Once the pictures are removed, output the remaining entries exactly as given.

Component data from apps and pages:
┌──

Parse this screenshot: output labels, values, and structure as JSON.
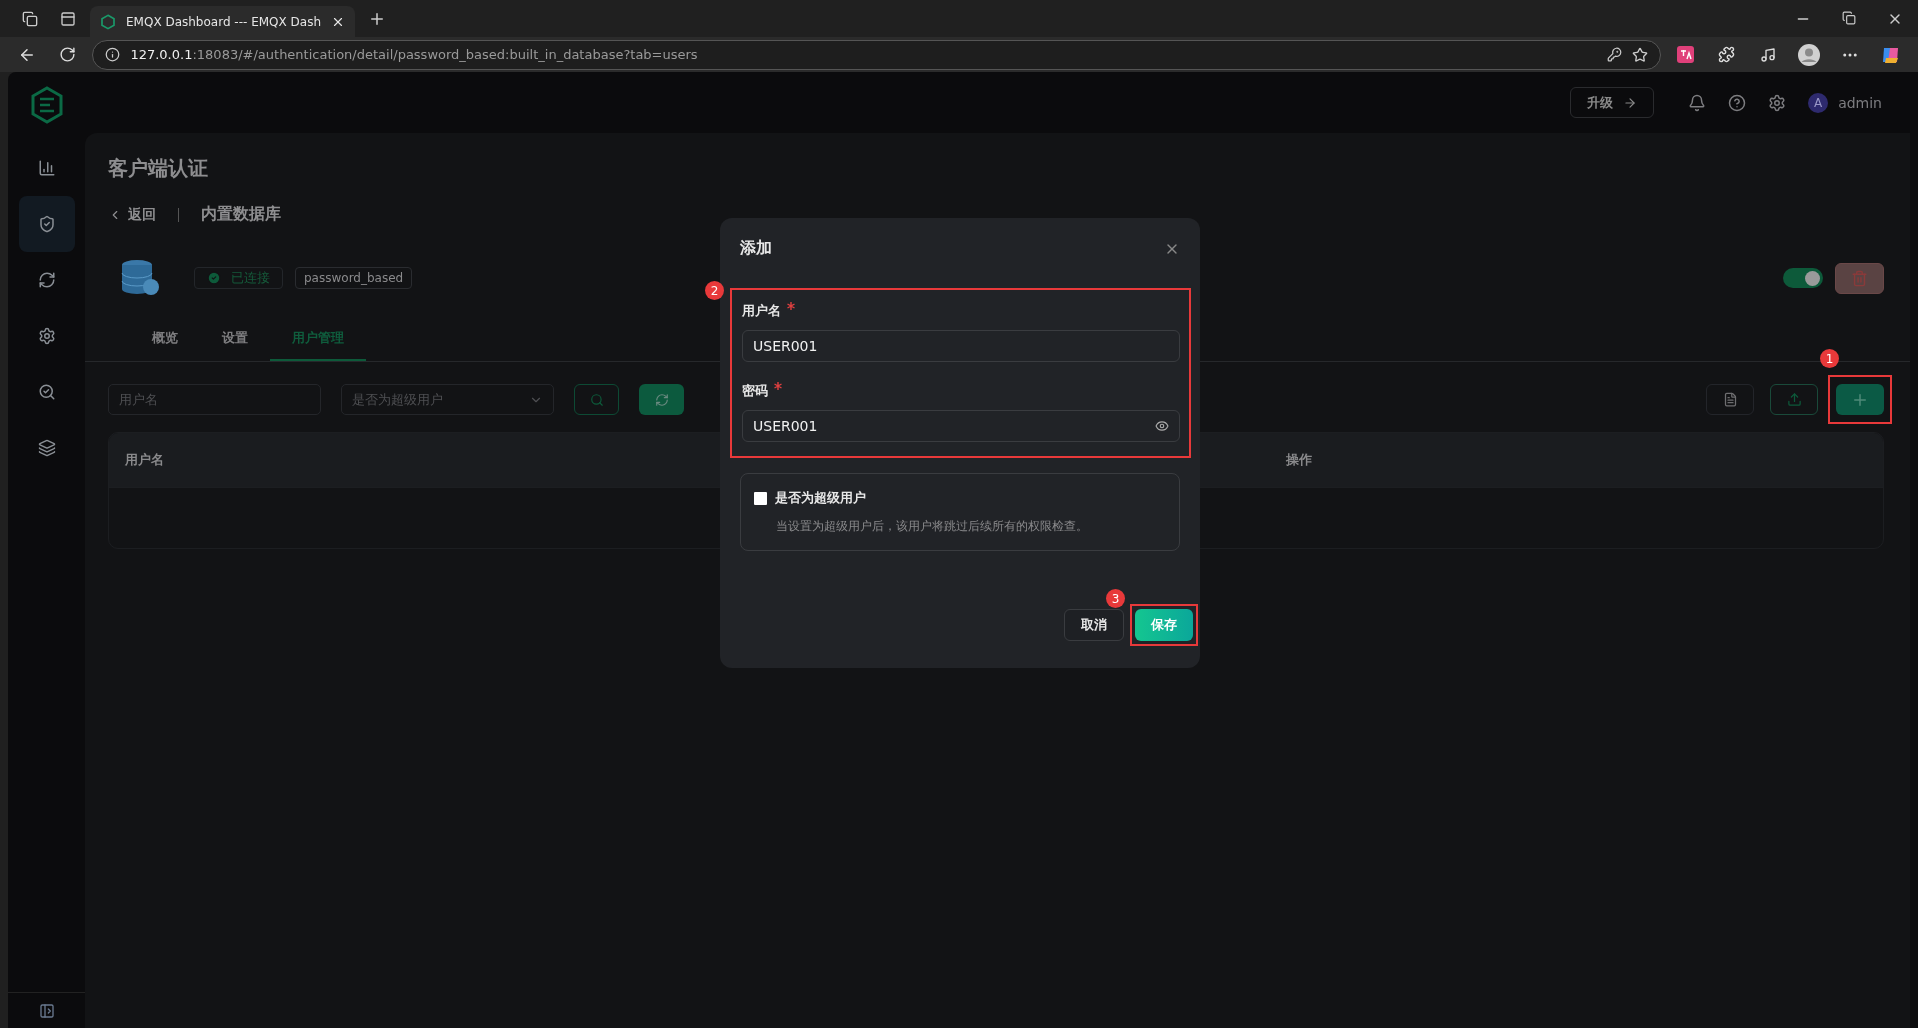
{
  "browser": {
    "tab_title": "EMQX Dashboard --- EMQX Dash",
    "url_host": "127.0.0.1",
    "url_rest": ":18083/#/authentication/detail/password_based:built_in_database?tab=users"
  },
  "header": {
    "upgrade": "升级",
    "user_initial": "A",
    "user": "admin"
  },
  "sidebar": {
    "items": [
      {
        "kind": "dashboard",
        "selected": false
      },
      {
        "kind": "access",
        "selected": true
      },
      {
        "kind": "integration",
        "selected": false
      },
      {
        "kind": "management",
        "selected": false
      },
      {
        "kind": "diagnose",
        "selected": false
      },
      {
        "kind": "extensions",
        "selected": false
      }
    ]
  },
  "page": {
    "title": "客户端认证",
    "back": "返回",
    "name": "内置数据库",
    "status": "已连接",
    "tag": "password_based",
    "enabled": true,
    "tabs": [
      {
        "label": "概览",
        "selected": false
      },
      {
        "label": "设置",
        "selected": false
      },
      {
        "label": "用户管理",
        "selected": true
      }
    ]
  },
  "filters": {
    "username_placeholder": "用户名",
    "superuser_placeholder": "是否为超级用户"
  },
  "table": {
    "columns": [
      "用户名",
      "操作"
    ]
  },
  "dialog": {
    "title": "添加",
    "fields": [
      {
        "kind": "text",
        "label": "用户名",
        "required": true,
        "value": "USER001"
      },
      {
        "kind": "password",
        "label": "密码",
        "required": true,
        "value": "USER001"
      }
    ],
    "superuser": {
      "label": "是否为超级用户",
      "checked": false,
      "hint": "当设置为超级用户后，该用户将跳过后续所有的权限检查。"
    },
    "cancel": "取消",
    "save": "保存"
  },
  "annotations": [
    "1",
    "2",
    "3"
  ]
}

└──

--- Response ---
Parse this screenshot: output labels, values, and structure as JSON.
{
  "browser": {
    "tab_title": "EMQX Dashboard --- EMQX Dash",
    "url_host": "127.0.0.1",
    "url_rest": ":18083/#/authentication/detail/password_based:built_in_database?tab=users"
  },
  "header": {
    "upgrade": "升级",
    "user_initial": "A",
    "user": "admin"
  },
  "sidebar": {
    "items": [
      {
        "kind": "dashboard",
        "selected": false
      },
      {
        "kind": "access",
        "selected": true
      },
      {
        "kind": "integration",
        "selected": false
      },
      {
        "kind": "management",
        "selected": false
      },
      {
        "kind": "diagnose",
        "selected": false
      },
      {
        "kind": "extensions",
        "selected": false
      }
    ]
  },
  "page": {
    "title": "客户端认证",
    "back": "返回",
    "name": "内置数据库",
    "status": "已连接",
    "tag": "password_based",
    "enabled": true,
    "tabs": [
      {
        "label": "概览",
        "selected": false
      },
      {
        "label": "设置",
        "selected": false
      },
      {
        "label": "用户管理",
        "selected": true
      }
    ]
  },
  "filters": {
    "username_placeholder": "用户名",
    "superuser_placeholder": "是否为超级用户"
  },
  "table": {
    "columns": [
      "用户名",
      "操作"
    ]
  },
  "dialog": {
    "title": "添加",
    "fields": [
      {
        "kind": "text",
        "label": "用户名",
        "required": true,
        "value": "USER001"
      },
      {
        "kind": "password",
        "label": "密码",
        "required": true,
        "value": "USER001"
      }
    ],
    "superuser": {
      "label": "是否为超级用户",
      "checked": false,
      "hint": "当设置为超级用户后，该用户将跳过后续所有的权限检查。"
    },
    "cancel": "取消",
    "save": "保存"
  },
  "annotations": [
    "1",
    "2",
    "3"
  ]
}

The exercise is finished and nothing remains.